Sidebar: As I am now myself published and living in a jaded world dominated by online writing, it's really quite pathetic in today's climate $100 would be considered good money when the book was written in 1952!
Other Lifelong Tidbits
I bought a long plaid skirt to wear on my Scottish honeymoon to mimic the plaid skirt Joe requested Betsy wear on theirs in Betsy's Wedding.
Whenever I draw our plantation blinds against the direct sunlight our living room receives in the middle of the day, this passage from Betsy's Wedding comes to mind: "It was hot and she did her housework early, then closed the windows and drew the shades as she had seen her mother do. When Joe came home from work, he remarked with satisfaction that their apartment was the coolest spot in town."
"'Roast chicken,' she remarked, covering it snugly, 'and chocolate meringue pie are my company dinner. It's a great help, Betsy, to have one company dinner that you know how to make really well.'" (Betsy's Wedding) Because she pretty much sucks at it, one of Betsy's major tasks in her married life is to learn how to cook. I have also always made sure to have "a company dinner," which changes, but is currently lamb chops, warm shredded Brussels sprouts and farro, green salad, and a purchased dessert.
When Bug is happy, I frequently think and say, "When [Bug] is happy, he is happier than anyone else in the world." (Betsy-Tacy)
As a Minneapolis child reading these books, I actually had a real problem trying to picture the Rays living anywhere but Deep Valley. This might be somewhat due to the fact that Maud Hart Lovelace set the majority of her books in Deep Valley -- spread across two houses, the tiny Hill Street cottage, and the big fancier place on High -- and only gave us part of one book (Betsy's Wedding) to acquaint us with the 909 Hazel house in Minneapolis. Even that was in bits and pieces.
However, as a Minneapolis-raised adult rereading these books year after year, I now love trying to imagine what familiar neighborhoods the Rays, Willards, and Kerrs inhabited. I thrill over the idea that they once "lived" in my world, and the mentions of dear-to-my-heart old stomping grounds like Lake of the Isles, Lake Calhoun, and Nicollet Avenue has gathered Betsy and her world closer to me. It has engendered an intimacy I will never know with Anne Shirley -- my other literary obsession -- who has always been more slightly out of reach, living on a mystical, beautiful island land I still haven't seen.

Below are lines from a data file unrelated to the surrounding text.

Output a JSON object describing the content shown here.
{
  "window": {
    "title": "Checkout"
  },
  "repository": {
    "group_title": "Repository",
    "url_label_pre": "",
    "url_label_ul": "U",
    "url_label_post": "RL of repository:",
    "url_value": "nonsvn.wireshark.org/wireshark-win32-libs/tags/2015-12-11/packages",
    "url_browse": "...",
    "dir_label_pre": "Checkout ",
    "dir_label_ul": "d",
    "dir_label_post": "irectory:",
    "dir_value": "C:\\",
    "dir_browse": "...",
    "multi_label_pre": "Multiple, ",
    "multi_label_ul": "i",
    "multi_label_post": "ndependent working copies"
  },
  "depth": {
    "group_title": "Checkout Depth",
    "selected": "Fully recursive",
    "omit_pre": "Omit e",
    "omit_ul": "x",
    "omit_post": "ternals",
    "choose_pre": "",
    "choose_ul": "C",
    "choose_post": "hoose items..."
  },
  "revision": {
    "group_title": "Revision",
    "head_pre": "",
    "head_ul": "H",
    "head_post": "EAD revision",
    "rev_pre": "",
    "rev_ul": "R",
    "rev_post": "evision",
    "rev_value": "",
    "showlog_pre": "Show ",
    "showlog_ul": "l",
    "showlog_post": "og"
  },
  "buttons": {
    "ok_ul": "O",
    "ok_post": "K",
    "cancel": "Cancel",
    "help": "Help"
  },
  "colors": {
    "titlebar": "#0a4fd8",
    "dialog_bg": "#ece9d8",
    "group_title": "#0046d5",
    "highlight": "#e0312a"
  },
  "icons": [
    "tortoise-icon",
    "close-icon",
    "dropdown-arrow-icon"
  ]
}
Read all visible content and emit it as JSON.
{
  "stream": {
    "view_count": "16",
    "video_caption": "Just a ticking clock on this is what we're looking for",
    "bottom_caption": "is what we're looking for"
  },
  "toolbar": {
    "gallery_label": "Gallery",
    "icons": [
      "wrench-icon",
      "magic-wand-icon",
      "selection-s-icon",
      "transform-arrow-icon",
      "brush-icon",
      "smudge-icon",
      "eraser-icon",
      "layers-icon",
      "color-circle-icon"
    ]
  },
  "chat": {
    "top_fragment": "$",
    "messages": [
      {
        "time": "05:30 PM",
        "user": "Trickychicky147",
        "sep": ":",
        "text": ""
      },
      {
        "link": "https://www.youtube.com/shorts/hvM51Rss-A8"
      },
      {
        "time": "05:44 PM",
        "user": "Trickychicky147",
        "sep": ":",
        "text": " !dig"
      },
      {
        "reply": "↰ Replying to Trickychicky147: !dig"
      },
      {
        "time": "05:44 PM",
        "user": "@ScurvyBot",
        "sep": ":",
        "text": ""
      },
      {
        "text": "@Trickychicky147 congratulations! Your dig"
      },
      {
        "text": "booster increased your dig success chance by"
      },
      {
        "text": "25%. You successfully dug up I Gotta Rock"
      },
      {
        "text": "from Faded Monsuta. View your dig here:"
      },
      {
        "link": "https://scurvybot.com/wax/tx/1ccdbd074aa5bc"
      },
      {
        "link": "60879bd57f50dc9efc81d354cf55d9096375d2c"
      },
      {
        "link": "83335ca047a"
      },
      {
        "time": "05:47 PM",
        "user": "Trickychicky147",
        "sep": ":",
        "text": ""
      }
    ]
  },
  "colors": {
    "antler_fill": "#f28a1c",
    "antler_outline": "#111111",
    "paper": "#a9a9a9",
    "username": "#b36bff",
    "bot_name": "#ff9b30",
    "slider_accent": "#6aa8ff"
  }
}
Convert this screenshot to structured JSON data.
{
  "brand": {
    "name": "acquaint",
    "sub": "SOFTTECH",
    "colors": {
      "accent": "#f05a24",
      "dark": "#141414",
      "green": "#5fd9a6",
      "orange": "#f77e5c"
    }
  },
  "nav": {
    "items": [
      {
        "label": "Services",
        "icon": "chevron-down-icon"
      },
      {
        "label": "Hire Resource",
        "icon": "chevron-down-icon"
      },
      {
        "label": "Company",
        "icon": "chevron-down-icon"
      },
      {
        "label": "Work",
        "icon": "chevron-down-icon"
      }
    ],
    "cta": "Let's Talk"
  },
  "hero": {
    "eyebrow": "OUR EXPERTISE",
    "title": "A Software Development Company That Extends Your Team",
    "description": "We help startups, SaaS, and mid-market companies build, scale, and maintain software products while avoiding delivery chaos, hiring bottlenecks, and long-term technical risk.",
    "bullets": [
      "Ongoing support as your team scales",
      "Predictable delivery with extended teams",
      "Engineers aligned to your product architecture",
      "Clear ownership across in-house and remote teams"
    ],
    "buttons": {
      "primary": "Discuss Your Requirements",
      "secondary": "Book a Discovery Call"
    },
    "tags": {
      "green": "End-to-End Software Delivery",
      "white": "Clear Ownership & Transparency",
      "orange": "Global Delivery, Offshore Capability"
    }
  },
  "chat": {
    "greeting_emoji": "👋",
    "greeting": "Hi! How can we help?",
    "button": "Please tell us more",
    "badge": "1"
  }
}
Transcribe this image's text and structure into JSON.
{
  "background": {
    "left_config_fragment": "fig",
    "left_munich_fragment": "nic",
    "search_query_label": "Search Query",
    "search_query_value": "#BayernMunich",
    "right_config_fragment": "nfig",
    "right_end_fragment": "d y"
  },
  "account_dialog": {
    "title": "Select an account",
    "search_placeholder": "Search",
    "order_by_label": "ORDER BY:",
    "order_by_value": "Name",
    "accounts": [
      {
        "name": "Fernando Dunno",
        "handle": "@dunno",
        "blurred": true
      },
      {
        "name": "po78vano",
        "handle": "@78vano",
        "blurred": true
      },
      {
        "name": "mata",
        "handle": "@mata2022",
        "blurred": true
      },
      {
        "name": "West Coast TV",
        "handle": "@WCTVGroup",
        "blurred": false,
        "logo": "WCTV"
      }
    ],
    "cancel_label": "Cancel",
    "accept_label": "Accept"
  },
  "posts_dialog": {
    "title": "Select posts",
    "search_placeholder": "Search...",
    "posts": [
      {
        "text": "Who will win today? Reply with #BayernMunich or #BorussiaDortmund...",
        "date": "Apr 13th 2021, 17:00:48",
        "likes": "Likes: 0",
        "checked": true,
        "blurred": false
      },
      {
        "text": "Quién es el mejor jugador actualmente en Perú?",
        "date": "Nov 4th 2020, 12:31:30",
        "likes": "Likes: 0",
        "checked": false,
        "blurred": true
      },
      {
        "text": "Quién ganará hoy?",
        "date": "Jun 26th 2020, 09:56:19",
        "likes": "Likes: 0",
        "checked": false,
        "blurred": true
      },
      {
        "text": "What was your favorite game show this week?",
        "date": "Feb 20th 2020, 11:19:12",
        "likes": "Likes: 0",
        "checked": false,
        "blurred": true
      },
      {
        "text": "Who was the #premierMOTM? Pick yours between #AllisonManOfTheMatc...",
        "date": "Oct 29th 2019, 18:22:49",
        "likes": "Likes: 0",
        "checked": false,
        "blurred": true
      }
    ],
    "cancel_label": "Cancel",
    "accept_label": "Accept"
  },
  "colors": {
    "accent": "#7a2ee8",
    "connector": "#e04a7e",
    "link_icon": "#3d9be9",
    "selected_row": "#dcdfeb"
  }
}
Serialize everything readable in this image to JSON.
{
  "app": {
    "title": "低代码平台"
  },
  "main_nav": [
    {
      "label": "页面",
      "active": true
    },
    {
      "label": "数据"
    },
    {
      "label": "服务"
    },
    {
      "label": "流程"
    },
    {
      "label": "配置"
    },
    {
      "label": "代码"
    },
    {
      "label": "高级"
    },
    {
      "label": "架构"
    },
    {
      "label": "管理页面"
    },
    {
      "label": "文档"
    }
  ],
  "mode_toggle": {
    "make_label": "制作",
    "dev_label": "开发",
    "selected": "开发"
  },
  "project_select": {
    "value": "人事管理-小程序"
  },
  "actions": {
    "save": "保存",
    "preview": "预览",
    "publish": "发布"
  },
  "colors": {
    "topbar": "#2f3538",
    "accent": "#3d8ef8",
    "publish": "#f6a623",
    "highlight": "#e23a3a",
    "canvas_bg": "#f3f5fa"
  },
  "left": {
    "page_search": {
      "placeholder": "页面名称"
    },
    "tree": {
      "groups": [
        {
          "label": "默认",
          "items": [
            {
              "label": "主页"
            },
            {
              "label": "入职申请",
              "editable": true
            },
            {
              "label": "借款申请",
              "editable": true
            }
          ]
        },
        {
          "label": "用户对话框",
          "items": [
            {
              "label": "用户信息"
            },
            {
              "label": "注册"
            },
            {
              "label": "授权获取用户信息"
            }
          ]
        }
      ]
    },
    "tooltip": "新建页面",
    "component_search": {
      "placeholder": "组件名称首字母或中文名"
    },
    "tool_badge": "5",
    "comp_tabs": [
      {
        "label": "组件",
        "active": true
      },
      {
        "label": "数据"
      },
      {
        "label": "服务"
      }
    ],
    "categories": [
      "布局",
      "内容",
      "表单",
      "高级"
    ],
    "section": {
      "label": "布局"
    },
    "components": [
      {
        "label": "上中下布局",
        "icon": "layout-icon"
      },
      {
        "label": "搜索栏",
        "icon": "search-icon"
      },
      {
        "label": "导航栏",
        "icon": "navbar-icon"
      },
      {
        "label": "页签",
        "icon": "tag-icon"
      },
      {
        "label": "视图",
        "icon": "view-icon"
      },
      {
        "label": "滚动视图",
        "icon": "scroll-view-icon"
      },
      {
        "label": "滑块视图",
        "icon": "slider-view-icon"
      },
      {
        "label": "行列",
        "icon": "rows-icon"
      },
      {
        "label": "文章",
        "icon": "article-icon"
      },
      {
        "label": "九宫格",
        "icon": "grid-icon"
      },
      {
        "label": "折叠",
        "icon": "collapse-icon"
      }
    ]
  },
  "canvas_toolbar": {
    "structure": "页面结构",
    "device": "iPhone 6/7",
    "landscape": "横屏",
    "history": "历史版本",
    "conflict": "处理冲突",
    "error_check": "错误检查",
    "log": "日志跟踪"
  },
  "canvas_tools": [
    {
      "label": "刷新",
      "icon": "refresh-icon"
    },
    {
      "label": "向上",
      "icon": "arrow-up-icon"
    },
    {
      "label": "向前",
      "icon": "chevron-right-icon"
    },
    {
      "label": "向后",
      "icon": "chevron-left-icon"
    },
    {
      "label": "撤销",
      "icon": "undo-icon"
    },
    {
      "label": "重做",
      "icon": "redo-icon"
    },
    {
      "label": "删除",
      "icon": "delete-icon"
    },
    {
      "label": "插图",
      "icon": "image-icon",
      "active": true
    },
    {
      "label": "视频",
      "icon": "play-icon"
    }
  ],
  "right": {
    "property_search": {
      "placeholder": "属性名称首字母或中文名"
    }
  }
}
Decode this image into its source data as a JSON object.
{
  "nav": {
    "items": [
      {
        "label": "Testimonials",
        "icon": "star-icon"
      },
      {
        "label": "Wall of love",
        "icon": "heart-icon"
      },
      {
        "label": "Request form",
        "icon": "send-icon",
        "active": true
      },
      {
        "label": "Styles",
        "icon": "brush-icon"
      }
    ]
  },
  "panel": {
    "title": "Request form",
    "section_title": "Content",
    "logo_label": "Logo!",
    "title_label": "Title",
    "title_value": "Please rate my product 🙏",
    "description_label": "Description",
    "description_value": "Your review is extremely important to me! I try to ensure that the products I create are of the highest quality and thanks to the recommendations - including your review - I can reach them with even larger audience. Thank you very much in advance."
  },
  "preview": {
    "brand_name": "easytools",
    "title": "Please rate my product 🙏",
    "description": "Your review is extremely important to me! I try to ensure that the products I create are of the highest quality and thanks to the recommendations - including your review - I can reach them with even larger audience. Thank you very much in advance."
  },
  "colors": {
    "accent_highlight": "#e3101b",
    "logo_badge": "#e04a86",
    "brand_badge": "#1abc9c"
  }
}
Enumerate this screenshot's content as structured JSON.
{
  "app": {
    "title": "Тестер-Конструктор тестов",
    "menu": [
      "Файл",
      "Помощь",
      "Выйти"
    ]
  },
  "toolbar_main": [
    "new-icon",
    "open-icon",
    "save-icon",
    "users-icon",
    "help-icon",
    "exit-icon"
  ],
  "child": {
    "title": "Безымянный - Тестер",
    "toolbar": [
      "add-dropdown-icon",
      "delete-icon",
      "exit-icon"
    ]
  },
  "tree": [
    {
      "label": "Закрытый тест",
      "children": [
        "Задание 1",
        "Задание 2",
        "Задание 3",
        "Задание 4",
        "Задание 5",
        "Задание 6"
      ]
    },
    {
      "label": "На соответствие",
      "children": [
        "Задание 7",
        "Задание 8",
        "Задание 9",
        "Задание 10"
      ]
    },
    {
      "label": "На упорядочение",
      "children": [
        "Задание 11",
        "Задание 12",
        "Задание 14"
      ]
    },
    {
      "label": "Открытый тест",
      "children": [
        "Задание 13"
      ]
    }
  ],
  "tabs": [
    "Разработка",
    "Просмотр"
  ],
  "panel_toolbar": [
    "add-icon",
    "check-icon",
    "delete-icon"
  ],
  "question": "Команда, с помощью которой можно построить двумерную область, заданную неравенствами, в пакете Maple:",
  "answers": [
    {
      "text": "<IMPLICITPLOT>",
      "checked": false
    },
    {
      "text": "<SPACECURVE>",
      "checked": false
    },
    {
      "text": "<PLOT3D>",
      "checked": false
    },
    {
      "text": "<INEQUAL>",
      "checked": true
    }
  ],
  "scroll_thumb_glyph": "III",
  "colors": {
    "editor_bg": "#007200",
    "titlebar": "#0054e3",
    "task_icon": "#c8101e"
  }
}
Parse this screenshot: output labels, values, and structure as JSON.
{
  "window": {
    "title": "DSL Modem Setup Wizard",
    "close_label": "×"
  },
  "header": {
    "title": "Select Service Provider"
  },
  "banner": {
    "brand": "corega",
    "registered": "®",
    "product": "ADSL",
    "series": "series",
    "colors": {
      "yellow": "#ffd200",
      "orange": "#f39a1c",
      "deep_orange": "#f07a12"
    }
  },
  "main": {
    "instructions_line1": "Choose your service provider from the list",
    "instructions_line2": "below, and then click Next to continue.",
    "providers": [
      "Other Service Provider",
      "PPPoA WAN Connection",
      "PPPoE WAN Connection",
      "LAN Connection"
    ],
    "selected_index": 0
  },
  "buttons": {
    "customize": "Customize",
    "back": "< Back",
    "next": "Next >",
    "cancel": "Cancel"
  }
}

Maybe the explanation is as shallow as Betsy and I are both brunettes whereas Anne is famously redheaded. Maybe it's as deep as a spiritual recognition and connection to my origins, but I never tried to be Anne in the way I tried to be Betsy. I have lived in six other cities -- and even in another country -- since my Minneapolis upbringing and have no plans to move back there for any permanent amount of time, yet deep in the soul of my bones, I do feel the pull of that state. Season after season, it calls me back. I hear it. I listen. But I give no response beyond, "Yes, I know. Yes, I love you, too."
I am more Betsy than I could ever be Anne.
Now, you must excuse me. It's Sunday night, and I have Bermuda onions sandwiches waiting for me.
Mr. Ray's Sunday Night Onion Sandwiches
1 Bermuda onion, sliced thinly
Softened butter for spreading, salted or unsalted (your choice)
6 slices of bread
1. Toss the sliced onions with salt and pepper until evenly coated.
2. Spread the six slices of bread with the softened butter.
3. Layer three slices of buttered bread with the onion slices.
4. Top the three onion-ladened bread slices with the remaining buttered bread. Cut.
5. Serve, and go "fleet the time carelessly, as they did in the golden world" with your Joe Willard of choice.